Track 1: "Carry On" - Fun

Good for: Grieving a loss, letting someone go, skipping town

A bittersweet ballad extolling the virtues of leaving your pain behind—or as singer Nate Ruess piercingly wails, "May your past be the sound / Of your feet upon the ground."

Track 2: "Hold On" - Alabama Shakes

Good for: Getting fired, dumped or otherwise kicked around

Bighearted and triumphant, this song is as motivational as they come. What's more rousing than a gravelly wise woman bellowing, "Come on, girl, you got to get back up?"

Track 3: "Do You Realize??" - The Flaming Lips

Good for: Existential malaise, crises of faith

When singer Wayne Coyne croons in this soaring, strings-laden number "the sun doesn't go down / It's just an illusion caused by the world spinning round," you can't help but believe—and appreciate—every last word.

Track 4: "Float On" - Modest Mouse

Good for: Troubles so absurd that all you can do is laugh

Life is unpredictable—but also hilarious. "I backed my car into a cop car the other day," this jaunty song begins. And later: "We both got fired on exactly the same day." But oh, that warm refrain: "And we'll all float on..."

Track 5: "Follow the Sun" - Xavier Rudd
Good for: Loneliness, loss, pessimists looking to reform

This Australian singer-songwriter's spare, bouncing ode to keeping your sorrow in perspective ("Many moons have risen and fallen long, long before you came") is both lovely and reassuring.

Track 6: "My Silver Lining" - First Aid Kit

Good for: Curative road trips, steeling yourself for the next phase

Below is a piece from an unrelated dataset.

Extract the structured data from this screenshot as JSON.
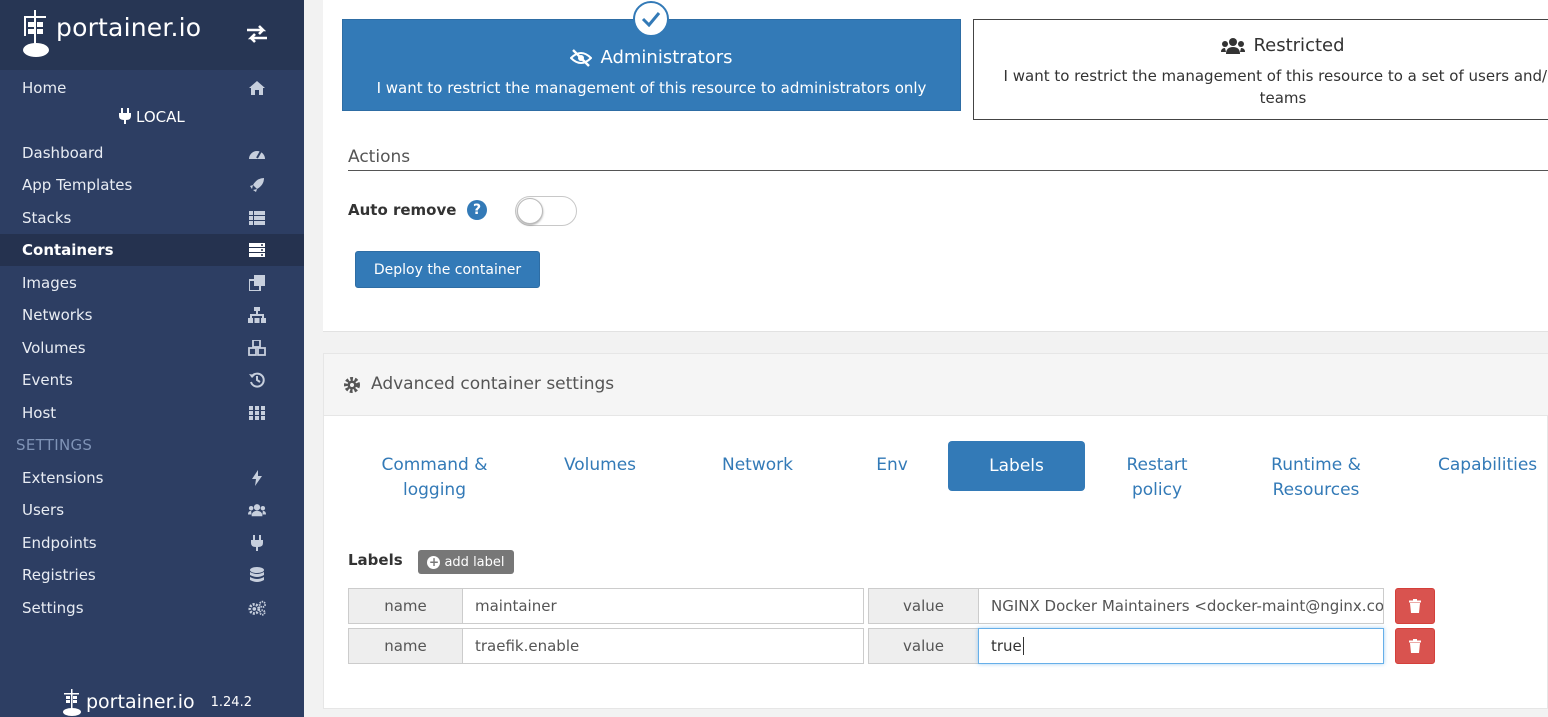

Honey-voiced sisters Johanna and Klara Söderberg encourage us to live without compromise ("Be it for reason, be it for love / I won't take the easy road")—advice as disarming as it is inspiring.